Playing at: Atlas Performing Arts Center: Lang Center
Remaining Performances: July 12 at 9 p.m., July 16 at 7:30 p.m., July 17 at 5:30 p.m. Tickets available here.
They say: GLACIER: A Climate Change Ballet unveils a world affected by climate change by placing a changing Arctic environment in front of the audience. The dancers ripple, crack and plunge—embodying the science behind icecap collapse—in discrete segments inspired by different types of polar ice.
Robin’s Take: In this climate change ballet, audience members can expect to see way more than just ice melting on stage, though that’s technically what it’s about. The dancers elegantly portray the struggles of Arctic nature and the environmental consequences that climate change exerts on landscapes and wildlife dependent on ice.
Choreographer Diana Movius, who is an international climate policy expert, portrays her background in a beautiful and sad depiction of the melting ice caps affected by climate change.
The dancers twirl on stage—clinging together and being torn apart—in rhythm with icebergs cracking and melting on a large screen behind them. The background screen, with video by Robin Bell, displayed patterns of the dancers below, multiplied, scattered and distorted above them in some scenes.

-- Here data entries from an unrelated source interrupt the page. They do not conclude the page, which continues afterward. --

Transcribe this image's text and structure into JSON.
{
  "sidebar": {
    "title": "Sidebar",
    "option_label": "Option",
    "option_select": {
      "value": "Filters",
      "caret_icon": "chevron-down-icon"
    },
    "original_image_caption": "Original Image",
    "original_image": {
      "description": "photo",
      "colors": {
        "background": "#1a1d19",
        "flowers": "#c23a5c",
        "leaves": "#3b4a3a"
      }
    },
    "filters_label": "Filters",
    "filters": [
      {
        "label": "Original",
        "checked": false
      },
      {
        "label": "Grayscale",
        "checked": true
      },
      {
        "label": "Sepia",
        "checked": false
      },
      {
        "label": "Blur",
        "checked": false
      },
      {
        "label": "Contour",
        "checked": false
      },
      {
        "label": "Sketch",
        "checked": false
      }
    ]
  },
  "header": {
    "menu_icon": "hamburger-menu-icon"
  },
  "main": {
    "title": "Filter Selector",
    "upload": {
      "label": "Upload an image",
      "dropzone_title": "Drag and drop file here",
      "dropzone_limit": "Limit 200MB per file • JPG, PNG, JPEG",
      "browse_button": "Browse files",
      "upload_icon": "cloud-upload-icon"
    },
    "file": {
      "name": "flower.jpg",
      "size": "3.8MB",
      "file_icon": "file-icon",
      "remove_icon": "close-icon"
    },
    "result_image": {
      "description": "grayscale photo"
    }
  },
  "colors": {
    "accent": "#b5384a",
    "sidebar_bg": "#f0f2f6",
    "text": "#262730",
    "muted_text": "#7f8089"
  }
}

Daniel Cooke’s “Polar Bear” scene produces a heart-wrenching effect, as dancers’ movements show the animal’s struggle to function with its shrinking and melting environment. In front of a full-size, point-of-view shot of a polar bear swimming through the ocean with the closest icy land seeming as far away as the sunset, Cooke performs animalistic movements, embodying the desperation of the the arctic creature.
Cooke falls over several times as he gracefully crawls around the stage. As the bear above swims through the water and makes his way to land, Movius has Cooke scan the audience multiple times as if looking for help.

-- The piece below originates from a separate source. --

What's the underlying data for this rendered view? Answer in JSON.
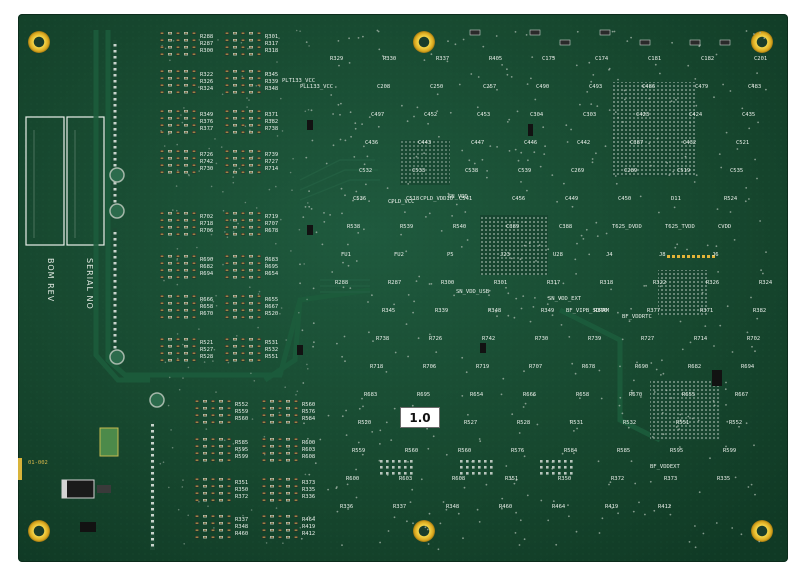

The music—put together by Max Richter, David Lang, and Andrew Thomas—is, at times, deep and dramatic to demonstrate the urgent danger of the melting ice caps. Other sounds are shrill or somewhat resembled the ticking of a clock, to show time running out for the arctic ice.
As the only performer wearing color in the show, Therese Gahl‘s stunning solo during a scene entitled “Meltaway” dazzles: Gahl dances in a blue dress, mystifing the audience as she masterfully twirls away from spotlights appearing across the stage.
GLACIER: A Climate Change Ballet leaves a sentimental message to viewers about the natural world in danger because of global warming. The full performance shows a romantic landscape of the Arctic environment—reminding viewers of the real magic being lost as climate change deteriorates the ice caps.
See it if: you like ballet and nature
Skip it if: you get bored without dialogue